0
No votes yet
Clinical Moment

How Do You Adapt Your Plans For a Nursing Career When the Unexpected Occurs

Nadia Spawn
CJON 2017, 21(6), 765 DOI: 10.1188/17.CJON.765

I graduated nursing school seven months pregnant in November 2015. My plans were to take the NCLEX immediately, give birth, take three months to adjust, and begin my nursing career in a glamorous emergency department position by the spring. Fast forward to January 2016. My family lost three members in a car accident and my daughter was born high-needs, requiring multiple hospitalizations. Although she and my family needed me, I was anxious about taking too much time off after nursing school, which could delay my career advancement.

I graduated nursing school seven months pregnant in November 2015. My plans were to take the NCLEX immediately, give birth, take three months to adjust, and begin my nursing career in a glamorous emergency department position by the spring.

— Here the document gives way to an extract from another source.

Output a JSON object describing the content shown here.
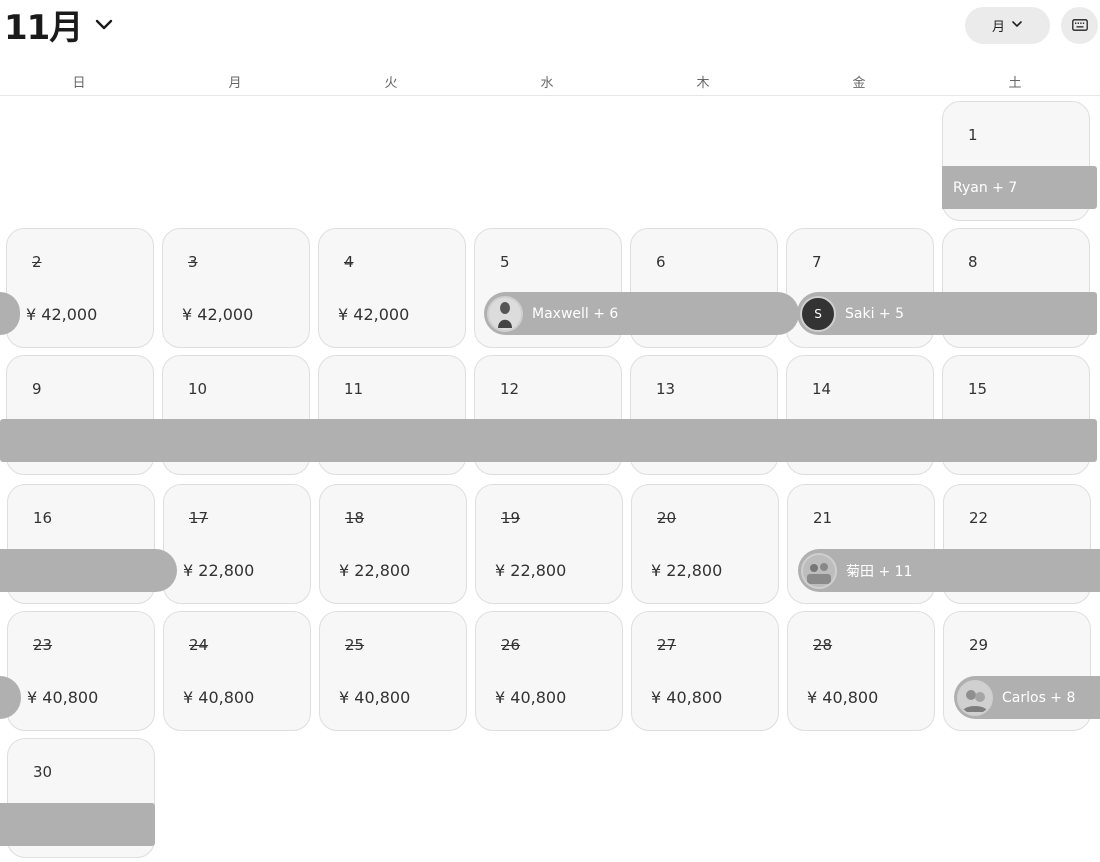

Fast forward to January 2016. My family lost three members in a car accident and my daughter was born high-needs, requiring multiple hospitalizations. Although she and my family needed me, I was anxious about taking too much time off after nursing school, which could delay my career advancement.

In April 2016, I began applying for emergency department positions, rushing to one interview just days after my daughter underwent a surgical procedure. Shortly thereafter, my daughter was again hospitalized as a result of being unable to tolerate formula. Legally, I would be allowed to pump at work, but realistically, as a new nurse working in a fast-paced environment, my job performance would suffer. I had to balance what was best for my family and what I thought was best for my career. It was clear that I needed a steady-paced, more predictable nursing position.

The summer passed, and I was having a difficult time finding an appropriate job. Desperate for advice, I emailed my mentors. During nursing school, I fostered relationships with professors and peers through working on research projects and traveling to present them. Thankfully, one of my professors, who had compassion for my situation, called me. I expressed my qualms about starting a new position, and he immediately called a floor manager of an oncology/stem cell transplantation unit to recommend me. Had I not emailed him, I wonder what would have happened long-term with my nursing career.

I never thought inpatient oncology would be a unit I would enjoy. The thought of building long-term relationships with patients who could pass away while in care terrified me. Would I be able to emotionally handle a position like this, particularly after the trauma associated with my family life? I had enjoyed the outpatient oncology setting during my clinical rotations, but inpatient was unchartered territory. My professor, who specialized in oncology, described the position and how rewarding inpatient oncology could be. I remember him stating, “Once an oncology nurse, always an oncology nurse,” and that, no matter where your career takes you, it will stay in your heart forever. I am forever grateful that he invested his time and energy into recruiting me into the field of oncology nursing.

After one year on the job, my work on the stem cell transplantation unit has exceeded my expectations in every way. The patient population is incredibly appreciative of their care team. I participate in and learn about ground-breaking treatments on a daily basis. The floor culture encourages work-life balance. We work as a team, with physicians and nurses collaborating and management supporting personal and professional growth. Best of all, I have become actively involved in the Chicago Chapter of the Oncology Nursing Society. That’s the beauty of nursing—you can reinvent yourself and find what fits your needs and empowers you (Koukkanen et al., 2016). Although I am not where I would have imagined myself being two years ago, it has been an ideal first nursing position and I wouldn’t have it any other way.

About the Author(s)

Nadia Spawn, MSN, RN, is a clinical nurse at Northwestern Memorial Hospital in Chicago, IL. The author takes full responsibility for this content and did not receive honoraria or disclose any relevant financial relationships. Spawn can be reached at nyspawn@gmail.com, with copy to CJONEditor@ons.org.

 

References 

Kuokkanen, L., Leino-Kilpi, H., Numminen, O., Isoaho, H., Flinkman, M., & Meretoja, R. (2016). Newly graduated nurses’ empowerment regarding professional competence and other work-related factors. BioMed Central Nursing, 15, 22. https://doi.org/10.1186/s12912-016-0143-9